■ PROBLEM STATEMENT:
Please retype the data in full and exactly; the pictures are not part of the copy.

Data entries:
[Start of section]

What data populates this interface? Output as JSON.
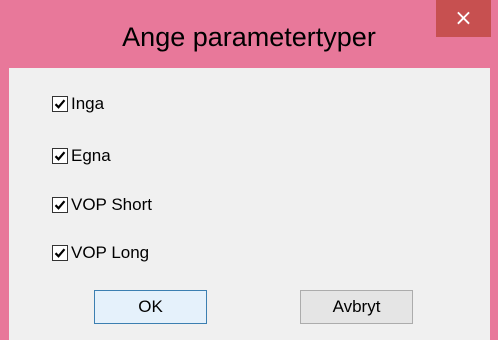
{
  "window": {
    "title": "Ange parametertyper",
    "close_glyph": "×"
  },
  "checkboxes": [
    {
      "label": "Inga",
      "checked": true
    },
    {
      "label": "Egna",
      "checked": true
    },
    {
      "label": "VOP Short",
      "checked": true
    },
    {
      "label": "VOP Long",
      "checked": true
    }
  ],
  "buttons": {
    "ok_label": "OK",
    "cancel_label": "Avbryt"
  },
  "colors": {
    "frame": "#e8789a",
    "close_button": "#c75050",
    "client_background": "#f0f0f0"
  }
}
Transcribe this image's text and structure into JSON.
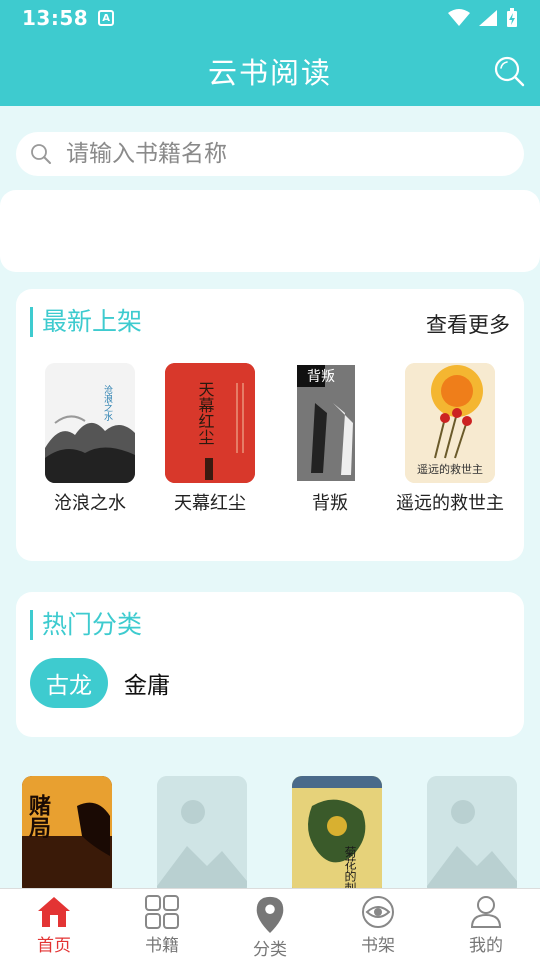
{
  "status_bar": {
    "time": "13:58",
    "badge": "A"
  },
  "app_bar": {
    "title": "云书阅读"
  },
  "search": {
    "placeholder": "请输入书籍名称"
  },
  "latest": {
    "title": "最新上架",
    "more": "查看更多",
    "books": [
      {
        "title": "沧浪之水",
        "cover_text": "沧浪之水"
      },
      {
        "title": "天幕红尘",
        "cover_text": "天幕红尘"
      },
      {
        "title": "背叛",
        "cover_text": "背叛"
      },
      {
        "title": "遥远的救世主",
        "cover_text": "遥远的救世主"
      }
    ]
  },
  "hot": {
    "title": "热门分类",
    "tags": [
      {
        "label": "古龙",
        "active": true
      },
      {
        "label": "金庸",
        "active": false
      }
    ]
  },
  "grid_books": [
    {
      "cover_text": "赌局",
      "placeholder": false
    },
    {
      "cover_text": "",
      "placeholder": true
    },
    {
      "cover_text": "菊花的刺",
      "placeholder": false
    },
    {
      "cover_text": "",
      "placeholder": true
    }
  ],
  "tabs": [
    {
      "label": "首页",
      "icon": "home-icon",
      "active": true
    },
    {
      "label": "书籍",
      "icon": "grid-icon",
      "active": false
    },
    {
      "label": "分类",
      "icon": "location-pin-icon",
      "active": false
    },
    {
      "label": "书架",
      "icon": "eye-icon",
      "active": false
    },
    {
      "label": "我的",
      "icon": "person-icon",
      "active": false
    }
  ],
  "colors": {
    "primary": "#3ecbcf",
    "background": "#e6f8f9",
    "active_tab": "#e33434"
  }
}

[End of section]

■ SOLUTION TO THE PROBLEM:
What data populates this interface? Output as JSON.
{
  "window": {
    "title": "Ange parametertyper",
    "close_glyph": "×"
  },
  "checkboxes": [
    {
      "label": "Inga",
      "checked": true
    },
    {
      "label": "Egna",
      "checked": true
    },
    {
      "label": "VOP Short",
      "checked": true
    },
    {
      "label": "VOP Long",
      "checked": true
    }
  ],
  "buttons": {
    "ok_label": "OK",
    "cancel_label": "Avbryt"
  },
  "colors": {
    "frame": "#e8789a",
    "close_button": "#c75050",
    "client_background": "#f0f0f0"
  }
}
Transcribe this image's text and structure into JSON.
{
  "status_bar": {
    "time": "13:58",
    "badge": "A"
  },
  "app_bar": {
    "title": "云书阅读"
  },
  "search": {
    "placeholder": "请输入书籍名称"
  },
  "latest": {
    "title": "最新上架",
    "more": "查看更多",
    "books": [
      {
        "title": "沧浪之水",
        "cover_text": "沧浪之水"
      },
      {
        "title": "天幕红尘",
        "cover_text": "天幕红尘"
      },
      {
        "title": "背叛",
        "cover_text": "背叛"
      },
      {
        "title": "遥远的救世主",
        "cover_text": "遥远的救世主"
      }
    ]
  },
  "hot": {
    "title": "热门分类",
    "tags": [
      {
        "label": "古龙",
        "active": true
      },
      {
        "label": "金庸",
        "active": false
      }
    ]
  },
  "grid_books": [
    {
      "cover_text": "赌局",
      "placeholder": false
    },
    {
      "cover_text": "",
      "placeholder": true
    },
    {
      "cover_text": "菊花的刺",
      "placeholder": false
    },
    {
      "cover_text": "",
      "placeholder": true
    }
  ],
  "tabs": [
    {
      "label": "首页",
      "icon": "home-icon",
      "active": true
    },
    {
      "label": "书籍",
      "icon": "grid-icon",
      "active": false
    },
    {
      "label": "分类",
      "icon": "location-pin-icon",
      "active": false
    },
    {
      "label": "书架",
      "icon": "eye-icon",
      "active": false
    },
    {
      "label": "我的",
      "icon": "person-icon",
      "active": false
    }
  ],
  "colors": {
    "primary": "#3ecbcf",
    "background": "#e6f8f9",
    "active_tab": "#e33434"
  }
}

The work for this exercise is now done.